- Can you move together across the circle?
- How can you walk your partner like a dog?
- How can you make yourself into a bridge for your partner to crawl under?
Take a Hike Together How can we take an imaginary hike together? What shall we pack to carry along? To get the hike going, say, "Let's pretend that the walls of the classroom are gone and we are surrounded by mountains. There's a path over there that will lead us up the mountain. It is very narrow, so we'll have to hold hands in a long line." As children join hands, guide them through the room and even out in the hall, pointing out beautiful views, dangerous passes, and strenuous climbs. Along the way, stop at different obstacles and invite children to brainstorm ways to get around them. Another day, take a hike to the beach, the desert-or take a trip to outer space!
Jumping Rope Without the ROPE! How can the group pretend to jump rope together without using a rope? You might say, "Let's pretend we have a giant jump rope. How can we jump rope together with it? Who will turn? Who will jump?" Give children a chance to jump freely first and then introduce a question and a jump rope chant. How would a dinosaur jump? A robot? A ladybug? Use this variation on an old favorite to inspire their movements!

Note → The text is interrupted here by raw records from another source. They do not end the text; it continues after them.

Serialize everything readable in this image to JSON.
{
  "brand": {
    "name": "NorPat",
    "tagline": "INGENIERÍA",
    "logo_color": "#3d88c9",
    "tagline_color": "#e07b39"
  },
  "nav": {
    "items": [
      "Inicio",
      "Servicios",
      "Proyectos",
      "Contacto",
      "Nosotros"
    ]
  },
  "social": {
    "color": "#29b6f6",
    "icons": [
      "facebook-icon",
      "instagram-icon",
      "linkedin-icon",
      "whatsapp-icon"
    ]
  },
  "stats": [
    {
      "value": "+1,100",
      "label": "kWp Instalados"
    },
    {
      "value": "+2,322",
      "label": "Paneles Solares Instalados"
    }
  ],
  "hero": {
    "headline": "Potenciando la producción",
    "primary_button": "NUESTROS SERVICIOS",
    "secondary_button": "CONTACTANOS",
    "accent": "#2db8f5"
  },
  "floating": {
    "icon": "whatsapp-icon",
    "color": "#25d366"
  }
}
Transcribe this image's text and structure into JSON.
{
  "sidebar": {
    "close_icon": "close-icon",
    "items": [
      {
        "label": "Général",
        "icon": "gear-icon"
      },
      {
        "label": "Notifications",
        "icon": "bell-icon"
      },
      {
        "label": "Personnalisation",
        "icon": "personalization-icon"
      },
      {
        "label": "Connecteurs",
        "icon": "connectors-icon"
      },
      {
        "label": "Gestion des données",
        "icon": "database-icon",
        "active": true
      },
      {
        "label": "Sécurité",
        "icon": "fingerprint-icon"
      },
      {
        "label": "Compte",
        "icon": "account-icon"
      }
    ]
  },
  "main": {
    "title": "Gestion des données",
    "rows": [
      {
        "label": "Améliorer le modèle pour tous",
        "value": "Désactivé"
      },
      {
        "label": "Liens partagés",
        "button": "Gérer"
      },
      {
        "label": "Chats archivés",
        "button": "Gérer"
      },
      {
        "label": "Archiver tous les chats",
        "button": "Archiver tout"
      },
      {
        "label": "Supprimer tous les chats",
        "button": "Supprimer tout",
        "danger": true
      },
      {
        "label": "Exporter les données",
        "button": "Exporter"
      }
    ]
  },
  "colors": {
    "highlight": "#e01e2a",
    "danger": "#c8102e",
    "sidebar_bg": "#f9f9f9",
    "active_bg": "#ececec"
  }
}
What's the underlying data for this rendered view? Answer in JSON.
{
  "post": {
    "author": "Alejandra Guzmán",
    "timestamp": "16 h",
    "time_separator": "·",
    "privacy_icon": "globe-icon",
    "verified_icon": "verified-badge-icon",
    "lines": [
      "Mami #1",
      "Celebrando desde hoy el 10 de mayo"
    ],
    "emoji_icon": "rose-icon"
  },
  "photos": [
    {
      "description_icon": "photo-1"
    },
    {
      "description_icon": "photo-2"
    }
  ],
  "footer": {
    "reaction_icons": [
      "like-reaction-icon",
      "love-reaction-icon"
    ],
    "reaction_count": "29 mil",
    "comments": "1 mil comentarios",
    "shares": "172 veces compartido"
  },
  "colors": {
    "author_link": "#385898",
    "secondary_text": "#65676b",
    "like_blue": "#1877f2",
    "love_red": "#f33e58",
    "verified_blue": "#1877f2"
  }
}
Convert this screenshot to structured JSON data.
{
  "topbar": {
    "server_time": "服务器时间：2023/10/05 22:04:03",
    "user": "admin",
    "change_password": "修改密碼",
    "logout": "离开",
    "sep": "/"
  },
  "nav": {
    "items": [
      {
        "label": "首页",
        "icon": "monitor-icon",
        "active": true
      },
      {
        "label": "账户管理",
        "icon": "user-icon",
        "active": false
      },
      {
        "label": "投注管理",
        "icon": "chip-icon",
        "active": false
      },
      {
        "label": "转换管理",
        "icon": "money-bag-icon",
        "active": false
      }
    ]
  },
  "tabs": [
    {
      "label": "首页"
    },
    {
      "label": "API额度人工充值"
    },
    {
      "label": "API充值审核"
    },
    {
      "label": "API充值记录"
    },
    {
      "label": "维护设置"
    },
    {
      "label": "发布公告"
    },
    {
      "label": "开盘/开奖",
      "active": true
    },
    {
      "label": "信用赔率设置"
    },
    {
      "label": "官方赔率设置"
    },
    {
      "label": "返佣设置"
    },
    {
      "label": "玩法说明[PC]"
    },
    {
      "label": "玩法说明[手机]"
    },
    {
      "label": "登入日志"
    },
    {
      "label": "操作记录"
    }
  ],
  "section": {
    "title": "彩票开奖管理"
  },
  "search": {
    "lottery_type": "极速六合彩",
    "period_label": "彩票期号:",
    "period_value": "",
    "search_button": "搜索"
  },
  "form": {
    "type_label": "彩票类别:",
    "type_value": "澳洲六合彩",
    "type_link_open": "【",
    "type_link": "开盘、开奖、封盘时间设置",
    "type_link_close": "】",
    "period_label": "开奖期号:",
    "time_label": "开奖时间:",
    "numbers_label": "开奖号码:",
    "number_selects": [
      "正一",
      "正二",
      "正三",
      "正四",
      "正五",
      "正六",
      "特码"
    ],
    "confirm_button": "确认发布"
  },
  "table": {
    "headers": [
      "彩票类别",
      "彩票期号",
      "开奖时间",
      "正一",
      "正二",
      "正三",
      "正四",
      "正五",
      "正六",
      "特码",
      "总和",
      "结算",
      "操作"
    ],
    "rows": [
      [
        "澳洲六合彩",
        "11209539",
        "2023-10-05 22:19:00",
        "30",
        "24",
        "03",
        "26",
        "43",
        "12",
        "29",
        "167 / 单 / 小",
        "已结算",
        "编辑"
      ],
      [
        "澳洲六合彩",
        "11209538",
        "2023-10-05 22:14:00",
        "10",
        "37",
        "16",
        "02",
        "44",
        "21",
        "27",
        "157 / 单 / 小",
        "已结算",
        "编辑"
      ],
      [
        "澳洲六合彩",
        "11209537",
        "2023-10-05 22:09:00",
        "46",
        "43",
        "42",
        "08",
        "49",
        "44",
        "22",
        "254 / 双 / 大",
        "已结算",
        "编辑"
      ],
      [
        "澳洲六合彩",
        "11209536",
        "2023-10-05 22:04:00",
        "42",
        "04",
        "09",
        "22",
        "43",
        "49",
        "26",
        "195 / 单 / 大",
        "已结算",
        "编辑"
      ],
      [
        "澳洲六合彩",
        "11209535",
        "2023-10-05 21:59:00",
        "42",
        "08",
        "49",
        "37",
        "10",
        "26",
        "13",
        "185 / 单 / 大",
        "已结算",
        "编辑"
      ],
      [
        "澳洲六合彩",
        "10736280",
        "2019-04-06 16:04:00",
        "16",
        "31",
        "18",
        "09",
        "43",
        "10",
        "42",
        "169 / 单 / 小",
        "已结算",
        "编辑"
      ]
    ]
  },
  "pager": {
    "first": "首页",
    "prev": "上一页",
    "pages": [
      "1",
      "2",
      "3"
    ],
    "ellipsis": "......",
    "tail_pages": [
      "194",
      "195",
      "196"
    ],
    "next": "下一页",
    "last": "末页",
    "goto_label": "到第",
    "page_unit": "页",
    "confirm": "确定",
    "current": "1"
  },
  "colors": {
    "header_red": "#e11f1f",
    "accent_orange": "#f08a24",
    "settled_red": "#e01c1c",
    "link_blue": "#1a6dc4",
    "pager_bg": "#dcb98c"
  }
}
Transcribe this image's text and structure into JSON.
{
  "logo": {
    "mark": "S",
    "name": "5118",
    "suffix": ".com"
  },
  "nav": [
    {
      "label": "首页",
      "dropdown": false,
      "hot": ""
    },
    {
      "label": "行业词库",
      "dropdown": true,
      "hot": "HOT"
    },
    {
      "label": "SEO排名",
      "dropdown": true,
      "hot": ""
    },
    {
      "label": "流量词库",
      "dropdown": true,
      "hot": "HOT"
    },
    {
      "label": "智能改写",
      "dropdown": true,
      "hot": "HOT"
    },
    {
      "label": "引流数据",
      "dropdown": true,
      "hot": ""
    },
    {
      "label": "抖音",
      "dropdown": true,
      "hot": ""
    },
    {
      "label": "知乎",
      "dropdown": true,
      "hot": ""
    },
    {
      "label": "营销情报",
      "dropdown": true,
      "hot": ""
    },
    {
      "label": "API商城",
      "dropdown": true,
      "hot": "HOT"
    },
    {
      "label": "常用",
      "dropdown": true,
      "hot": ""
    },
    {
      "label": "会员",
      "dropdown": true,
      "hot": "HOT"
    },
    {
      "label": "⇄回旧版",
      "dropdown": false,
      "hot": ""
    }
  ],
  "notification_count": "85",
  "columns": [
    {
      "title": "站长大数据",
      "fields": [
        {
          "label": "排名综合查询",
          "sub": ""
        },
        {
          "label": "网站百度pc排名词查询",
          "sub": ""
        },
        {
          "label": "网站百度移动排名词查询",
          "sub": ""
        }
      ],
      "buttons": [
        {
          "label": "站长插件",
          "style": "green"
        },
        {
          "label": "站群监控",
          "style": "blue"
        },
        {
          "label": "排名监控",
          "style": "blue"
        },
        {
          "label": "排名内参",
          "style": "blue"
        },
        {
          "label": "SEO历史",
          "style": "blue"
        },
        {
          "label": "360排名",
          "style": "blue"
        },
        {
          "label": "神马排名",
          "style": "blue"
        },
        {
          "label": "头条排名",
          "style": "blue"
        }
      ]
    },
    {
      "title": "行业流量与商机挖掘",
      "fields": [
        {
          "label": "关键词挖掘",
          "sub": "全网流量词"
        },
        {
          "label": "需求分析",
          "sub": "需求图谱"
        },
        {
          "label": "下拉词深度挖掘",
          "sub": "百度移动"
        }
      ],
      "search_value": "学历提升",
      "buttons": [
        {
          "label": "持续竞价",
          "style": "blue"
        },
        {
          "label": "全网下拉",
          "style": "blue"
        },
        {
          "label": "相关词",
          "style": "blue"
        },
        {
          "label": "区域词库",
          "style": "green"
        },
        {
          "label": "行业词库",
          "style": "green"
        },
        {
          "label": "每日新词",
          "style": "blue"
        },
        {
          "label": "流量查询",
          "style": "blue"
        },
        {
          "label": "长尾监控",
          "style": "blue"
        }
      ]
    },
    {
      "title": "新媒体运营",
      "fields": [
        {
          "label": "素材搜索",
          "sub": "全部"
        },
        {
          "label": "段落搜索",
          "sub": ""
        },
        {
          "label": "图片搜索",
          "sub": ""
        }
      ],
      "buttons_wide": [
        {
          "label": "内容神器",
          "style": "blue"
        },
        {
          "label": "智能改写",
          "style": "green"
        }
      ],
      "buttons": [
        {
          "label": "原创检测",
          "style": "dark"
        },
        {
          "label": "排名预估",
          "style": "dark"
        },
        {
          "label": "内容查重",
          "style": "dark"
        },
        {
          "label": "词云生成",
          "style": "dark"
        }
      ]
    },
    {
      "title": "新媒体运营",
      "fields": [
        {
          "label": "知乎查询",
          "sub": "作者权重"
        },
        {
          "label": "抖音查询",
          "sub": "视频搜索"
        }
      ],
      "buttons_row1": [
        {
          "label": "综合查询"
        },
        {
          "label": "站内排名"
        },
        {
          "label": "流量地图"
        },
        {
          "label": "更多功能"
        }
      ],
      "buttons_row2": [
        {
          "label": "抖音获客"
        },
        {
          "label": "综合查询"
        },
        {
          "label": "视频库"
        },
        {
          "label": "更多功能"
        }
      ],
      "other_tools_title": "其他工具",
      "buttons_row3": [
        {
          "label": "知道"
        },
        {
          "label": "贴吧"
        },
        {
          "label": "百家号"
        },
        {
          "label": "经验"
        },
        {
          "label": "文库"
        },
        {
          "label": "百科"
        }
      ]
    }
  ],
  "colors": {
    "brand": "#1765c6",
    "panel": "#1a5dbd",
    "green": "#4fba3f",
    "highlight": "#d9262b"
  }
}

Play Dinosaur, Dinosaur (Tune: Teddy Bear, Teddy Bear)
Dinosaur, Dinosaur, turn around.
Dinosaur, Dinosaur, touch the ground.
Dinosaur, Dinosaur, jump up high.
Dinosaur, Dinosaur, touch the sky.
Dinosaur, Dinosaur, reach down low.
Dinosaur, Dinosaur, touch your toe.
You can keep these games in mind as a means to calm down a hectic day and use up some extra energy. Stop everything and take the children outside (or to the gym) to play a game. Can't get out of the room? Just push back the tables and chairs and MOVE!